|Title:||Reflections on Georgia Politics Oral History Collection, ROGP 050 Eunice Mixon|
|Creator||Mixon, Eunice Lastinger, 1931-|
|Dates||2008 October 2|
|Repository||Richard B. Russell Library for Political Research and Studies|
|Abstract||Eunice Lastinger Mixon taught eighth grade science and high school biology, chemistry and physics for thirty years in the Tift County School System, and was an instructor at the Abraham Baldwin Agricultural College. In 1974, gubernatorial candidate George Busbee, acquainted with Mixon through his advocacy for teachers in the legislature, appointed her as his Tift County campaign chairman, and Mixon's success at grassroots organizing earned her a reputation as a valuable political ally in south Georgia. Mixon discusses applying her teaching skills to the campaign trail, her conflicts with Busbee's campaing headquarters, campain radio ads, and her attempts at balancing life as a grandmother and as a campaign chair. Mixon talks about her experiences with the Democratic Party and discusses the Georgia flag controversy, the economy, and Democratic Party's dependence on minorities and labor unions.|
Reflections on Georgia Politics began in the fall of 2006 at Young Harris College, as a lecture and discussion program hosted by Georgia political veteran Bob Short. In late 2007, the Richard B. Russell Library began producing the program as an oral history video series to further illuminate and personalize the tectonic shifts that occurred in Georgia politics in the late twentieth century.
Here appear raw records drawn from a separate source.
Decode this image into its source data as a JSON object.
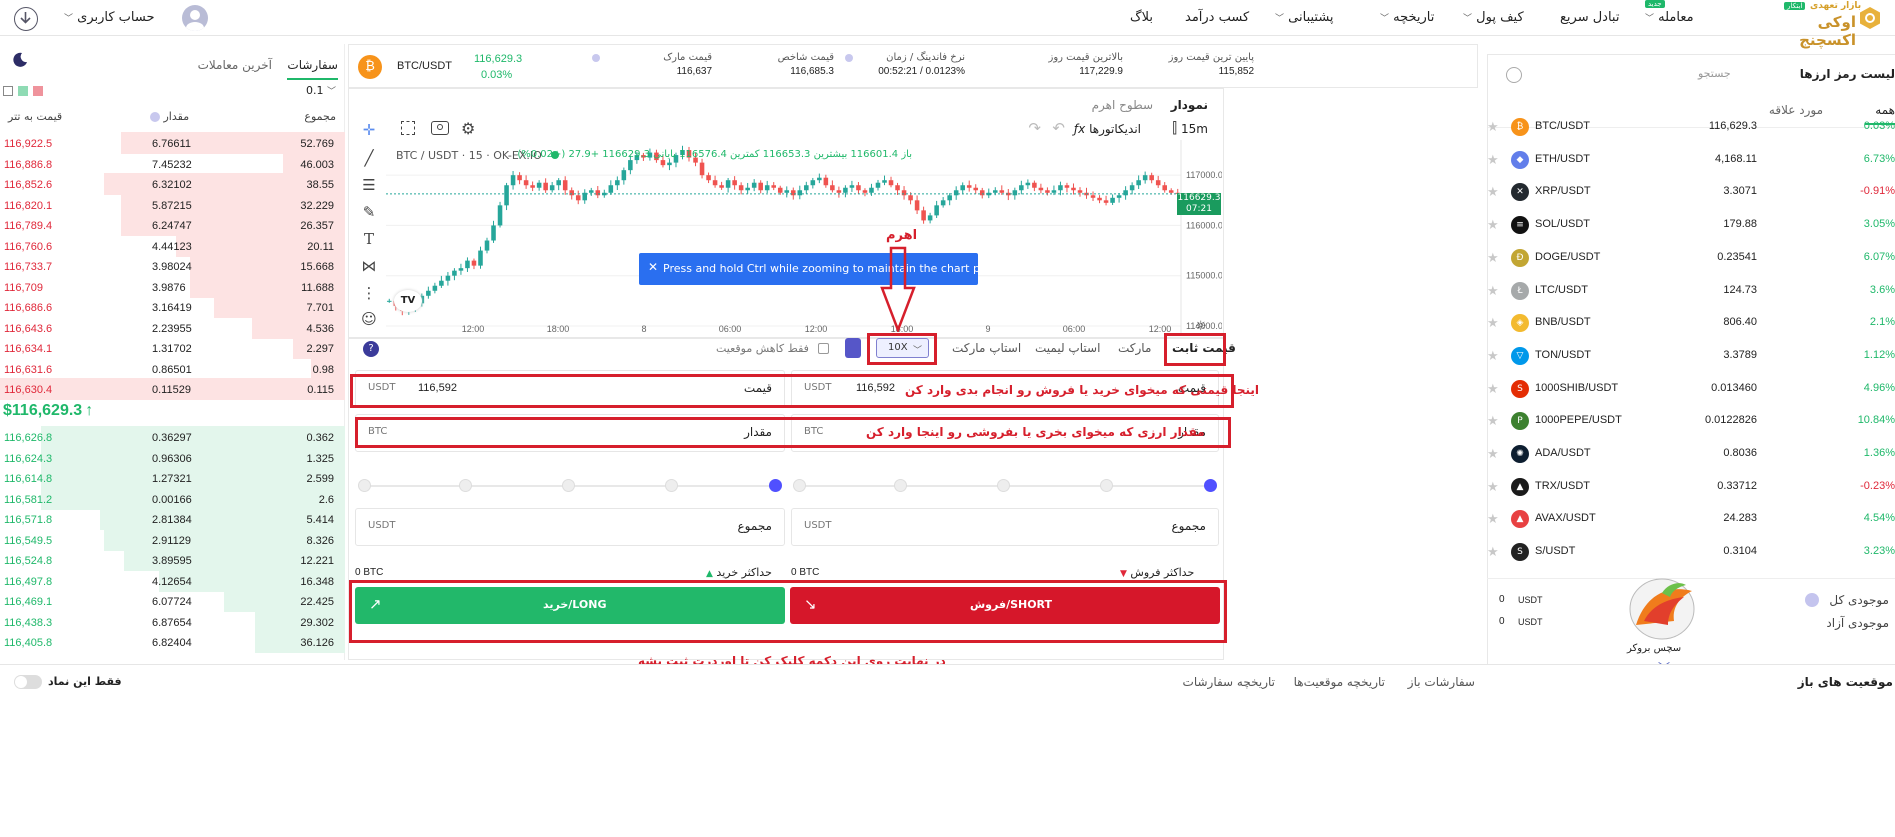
{
  "nav": {
    "brand_name": "اوکی اکسچنج",
    "brand_tag": "بازار تعهدی",
    "brand_badge": "ابتکار",
    "items": [
      {
        "label": "معامله",
        "badge": "جدید",
        "caret": true
      },
      {
        "label": "تبادل سریع",
        "caret": false
      },
      {
        "label": "کیف پول",
        "caret": true
      },
      {
        "label": "تاریخچه",
        "caret": true
      },
      {
        "label": "پشتیبانی",
        "caret": true
      },
      {
        "label": "کسب درآمد",
        "caret": false
      },
      {
        "label": "بلاگ",
        "caret": false
      }
    ],
    "account_label": "حساب کاربری"
  },
  "ticker": {
    "pair": "BTC/USDT",
    "price": "116,629.3",
    "change": "0.03%",
    "stats": [
      {
        "label": "قیمت مارک",
        "value": "116,637"
      },
      {
        "label": "قیمت شاخص",
        "value": "116,685.3"
      },
      {
        "label": "نرخ فاندینگ / زمان",
        "value": "00:52:21 / 0.0123%"
      },
      {
        "label": "بالاترین قیمت روز",
        "value": "117,229.9"
      },
      {
        "label": "پایین ترین قیمت روز",
        "value": "115,852"
      }
    ]
  },
  "markets": {
    "title": "لیست رمز ارزها",
    "search_placeholder": "جستجو",
    "tabs": [
      "همه",
      "مورد علاقه"
    ],
    "rows": [
      {
        "symbol": "BTC/USDT",
        "price": "116,629.3",
        "change": "0.03%",
        "dir": "up",
        "color": "#f7931a",
        "glyph": "₿"
      },
      {
        "symbol": "ETH/USDT",
        "price": "4,168.11",
        "change": "6.73%",
        "dir": "up",
        "color": "#627eea",
        "glyph": "◆"
      },
      {
        "symbol": "XRP/USDT",
        "price": "3.3071",
        "change": "-0.91%",
        "dir": "down",
        "color": "#23292f",
        "glyph": "✕"
      },
      {
        "symbol": "SOL/USDT",
        "price": "179.88",
        "change": "3.05%",
        "dir": "up",
        "color": "#111111",
        "glyph": "≡"
      },
      {
        "symbol": "DOGE/USDT",
        "price": "0.23541",
        "change": "6.07%",
        "dir": "up",
        "color": "#c2a633",
        "glyph": "Ð"
      },
      {
        "symbol": "LTC/USDT",
        "price": "124.73",
        "change": "3.6%",
        "dir": "up",
        "color": "#a6a9aa",
        "glyph": "Ł"
      },
      {
        "symbol": "BNB/USDT",
        "price": "806.40",
        "change": "2.1%",
        "dir": "up",
        "color": "#f3ba2f",
        "glyph": "◈"
      },
      {
        "symbol": "TON/USDT",
        "price": "3.3789",
        "change": "1.12%",
        "dir": "up",
        "color": "#0098ea",
        "glyph": "▽"
      },
      {
        "symbol": "1000SHIB/USDT",
        "price": "0.013460",
        "change": "4.96%",
        "dir": "up",
        "color": "#e42d04",
        "glyph": "S"
      },
      {
        "symbol": "1000PEPE/USDT",
        "price": "0.0122826",
        "change": "10.84%",
        "dir": "up",
        "color": "#3d8130",
        "glyph": "P"
      },
      {
        "symbol": "ADA/USDT",
        "price": "0.8036",
        "change": "1.36%",
        "dir": "up",
        "color": "#0d1e30",
        "glyph": "✺"
      },
      {
        "symbol": "TRX/USDT",
        "price": "0.33712",
        "change": "-0.23%",
        "dir": "down",
        "color": "#1a1a1a",
        "glyph": "▲"
      },
      {
        "symbol": "AVAX/USDT",
        "price": "24.283",
        "change": "4.54%",
        "dir": "up",
        "color": "#e84142",
        "glyph": "▲"
      },
      {
        "symbol": "S/USDT",
        "price": "0.3104",
        "change": "3.23%",
        "dir": "up",
        "color": "#222222",
        "glyph": "S"
      }
    ]
  },
  "wallet": {
    "total_label": "موجودی کل",
    "free_label": "موجودی آزاد",
    "total_value": "0",
    "free_value": "0",
    "unit": "USDT",
    "watermark": "سچس بروکر"
  },
  "orderbook": {
    "tabs": [
      "سفارشات",
      "آخرین معاملات"
    ],
    "precision": "0.1",
    "headers": [
      "قیمت به تتر",
      "مقدار",
      "مجموع"
    ],
    "asks": [
      {
        "price": "116,922.5",
        "qty": "6.76611",
        "total": "52.769",
        "depth": 0.35
      },
      {
        "price": "116,886.8",
        "qty": "7.45232",
        "total": "46.003",
        "depth": 0.82
      },
      {
        "price": "116,852.6",
        "qty": "6.32102",
        "total": "38.55",
        "depth": 0.3
      },
      {
        "price": "116,820.1",
        "qty": "5.87215",
        "total": "32.229",
        "depth": 0.35
      },
      {
        "price": "116,789.4",
        "qty": "6.24747",
        "total": "26.357",
        "depth": 0.35
      },
      {
        "price": "116,760.6",
        "qty": "4.44123",
        "total": "20.11",
        "depth": 0.51
      },
      {
        "price": "116,733.7",
        "qty": "3.98024",
        "total": "15.668",
        "depth": 0.55
      },
      {
        "price": "116,709",
        "qty": "3.9876",
        "total": "11.688",
        "depth": 0.55
      },
      {
        "price": "116,686.6",
        "qty": "3.16419",
        "total": "7.701",
        "depth": 0.62
      },
      {
        "price": "116,643.6",
        "qty": "2.23955",
        "total": "4.536",
        "depth": 0.73
      },
      {
        "price": "116,634.1",
        "qty": "1.31702",
        "total": "2.297",
        "depth": 0.85
      },
      {
        "price": "116,631.6",
        "qty": "0.86501",
        "total": "0.98",
        "depth": 0.9
      },
      {
        "price": "116,630.4",
        "qty": "0.11529",
        "total": "0.115",
        "depth": 0.0
      }
    ],
    "last_price": "$116,629.3",
    "bids": [
      {
        "price": "116,626.8",
        "qty": "0.36297",
        "total": "0.362",
        "depth": 0.12
      },
      {
        "price": "116,624.3",
        "qty": "0.96306",
        "total": "1.325",
        "depth": 0.12
      },
      {
        "price": "116,614.8",
        "qty": "1.27321",
        "total": "2.599",
        "depth": 0.12
      },
      {
        "price": "116,581.2",
        "qty": "0.00166",
        "total": "2.6",
        "depth": 0.12
      },
      {
        "price": "116,571.8",
        "qty": "2.81384",
        "total": "5.414",
        "depth": 0.29
      },
      {
        "price": "116,549.5",
        "qty": "2.91129",
        "total": "8.326",
        "depth": 0.3
      },
      {
        "price": "116,524.8",
        "qty": "3.89595",
        "total": "12.221",
        "depth": 0.36
      },
      {
        "price": "116,497.8",
        "qty": "4.12654",
        "total": "16.348",
        "depth": 0.46
      },
      {
        "price": "116,469.1",
        "qty": "6.07724",
        "total": "22.425",
        "depth": 0.65
      },
      {
        "price": "116,438.3",
        "qty": "6.87654",
        "total": "29.302",
        "depth": 0.74
      },
      {
        "price": "116,405.8",
        "qty": "6.82404",
        "total": "36.126",
        "depth": 0.74
      }
    ]
  },
  "chart": {
    "tabs": [
      "نمودار",
      "سطوح اهرم"
    ],
    "interval": "15m",
    "indicators_label": "اندیکاتورها",
    "legend_symbol": "BTC / USDT · 15 · OK-EX.IO",
    "legend_ohlc": "باز 116601.4 بیشترین 116653.3 کمترین 116576.4 پایانی 116629.3 +27.9 (+0.02%)",
    "price_tag": "116629.3",
    "price_timer": "07:21",
    "y_ticks": [
      "117000.0",
      "116000.0",
      "115000.0",
      "114000.0"
    ],
    "x_ticks": [
      "12:00",
      "18:00",
      "8",
      "06:00",
      "12:00",
      "18:00",
      "9",
      "06:00",
      "12:00"
    ],
    "toast": "Press and hold Ctrl while zooming to maintain the chart position",
    "logo": "TV"
  },
  "chart_data": {
    "type": "candlestick",
    "title": "BTC / USDT · 15 · OK-EX.IO",
    "ylim": [
      113800,
      117700
    ],
    "y_ticks": [
      114000,
      115000,
      116000,
      117000
    ],
    "close_series": [
      114500,
      114400,
      114300,
      114350,
      114450,
      114600,
      114700,
      114800,
      114900,
      115000,
      115100,
      115150,
      115300,
      115200,
      115500,
      115700,
      116000,
      116400,
      116800,
      117000,
      116900,
      116800,
      116750,
      116850,
      116700,
      116800,
      116900,
      116700,
      116600,
      116500,
      116650,
      116700,
      116600,
      116650,
      116800,
      116900,
      117100,
      117300,
      117400,
      117350,
      117450,
      117300,
      117200,
      117250,
      117400,
      117500,
      117350,
      117250,
      117000,
      116900,
      116800,
      116750,
      116900,
      116800,
      116700,
      116750,
      116850,
      116700,
      116800,
      116750,
      116650,
      116700,
      116600,
      116700,
      116800,
      116900,
      116950,
      116800,
      116700,
      116650,
      116750,
      116800,
      116700,
      116650,
      116750,
      116850,
      116900,
      116800,
      116700,
      116600,
      116500,
      116300,
      116100,
      116200,
      116400,
      116500,
      116600,
      116700,
      116800,
      116750,
      116700,
      116600,
      116650,
      116700,
      116650,
      116600,
      116700,
      116800,
      116850,
      116750,
      116700,
      116650,
      116700,
      116800,
      116750,
      116700,
      116650,
      116600,
      116550,
      116500,
      116450,
      116550,
      116600,
      116700,
      116800,
      116900,
      117000,
      116900,
      116800,
      116700,
      116650,
      116629
    ]
  },
  "trade": {
    "order_types": [
      "قیمت ثابت",
      "مارکت",
      "استاپ لیمیت",
      "استاپ مارکت"
    ],
    "leverage": "10X",
    "reduce_only_label": "فقط کاهش موقعیت",
    "sell": {
      "price_label": "قیمت",
      "price_value": "116,592",
      "price_unit": "USDT",
      "amount_label": "مقدار",
      "amount_unit": "BTC",
      "total_label": "مجموع",
      "total_unit": "USDT",
      "max_label": "حداکثر فروش",
      "max_value": "0 BTC",
      "button": "فروش/SHORT"
    },
    "buy": {
      "price_label": "قیمت",
      "price_value": "116,592",
      "price_unit": "USDT",
      "amount_label": "مقدار",
      "amount_unit": "BTC",
      "total_label": "مجموع",
      "total_unit": "USDT",
      "max_label": "حداکثر خرید",
      "max_value": "0 BTC",
      "button": "خرید/LONG"
    }
  },
  "annotations": {
    "leverage": "اهرم",
    "price_hint": "اینجا قیمتی که میخوای خرید یا فروش رو انجام بدی وارد کن",
    "amount_hint": "مقدار ارزی که میخوای بخری یا بفروشی  رو اینجا وارد کن",
    "final_hint": "در نهایت روی این دکمه کلیک کن تا اوردرت ثبت بشه"
  },
  "bottom": {
    "tabs": [
      "موقعیت های باز",
      "سفارشات باز",
      "تاریخچه موقعیت‌ها",
      "تاریخچه سفارشات"
    ],
    "toggle_label": "فقط این نماد"
  }
}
Reflections on Georgia Politics Oral History Collection, ROGP 050, Richard B. Russell Library for Political Research and Studies, University of Georgia Libraries, Athens, Georgia, 30602-1641.
Resources may be used under the guidelines described by the U.S. Copyright Office in Section 107, Title 17, United States Code (Fair use). Parties interested in production or commercial use of the resources should contact the Russell Library for a fee schedule.
Eunice Lastinger Mixon was born in Tifton, Georgia, in 1931 to a family of farmers. She married Albert Mixon in 1948, and beginning in 1956 she attended the University of Georgia, attaining a master’s degree and specialist degree in education. She taught eighth grade science and high school biology, chemistry and physics for thirty years in the Tift County School System, and was an instructor at the Abraham Baldwin Agricultural College. In 1974, gubernatorial candidate George Busbee, acquainted with Mixon through his advocacy for teachers in the legislature, appointed her as his Tift County campaign chairman. Mixon's success at grassroots organizing earned her a reputation as a valuable political ally in south Georgia. She served as a delegate to the 1988 National Democratic Convention and as a member of the Democratic Executive Committee. The Georgia House of Representatives named her one of twenty-five distinguished women for the twenty-first century. She has served on numerous boards, including the Georgia Student Finance Commission and the Georgia State Bar Disciplinary Board.
Mixon discusses her involvement with the Democratic party. She recalls serving on the Platform committee during the state Democratic Convention and her time on the Democratic executive committee. She discusses party politics in Georgia, past and present. She mentions events such as the Georgia flag controversy and also touches on the economy and the Democratic Party's dependence on minorities and labor unions.
Mixon discusses her thoughts on running for office herself and recalls being awarded the Athena award from the Chamber of Commerce. She also discusses her work on the Heritage Trust Commission, the Georgia Student Finances Commission, the State Board of Elections, and her experience as a doorkeeper at the Georgia General Assembly.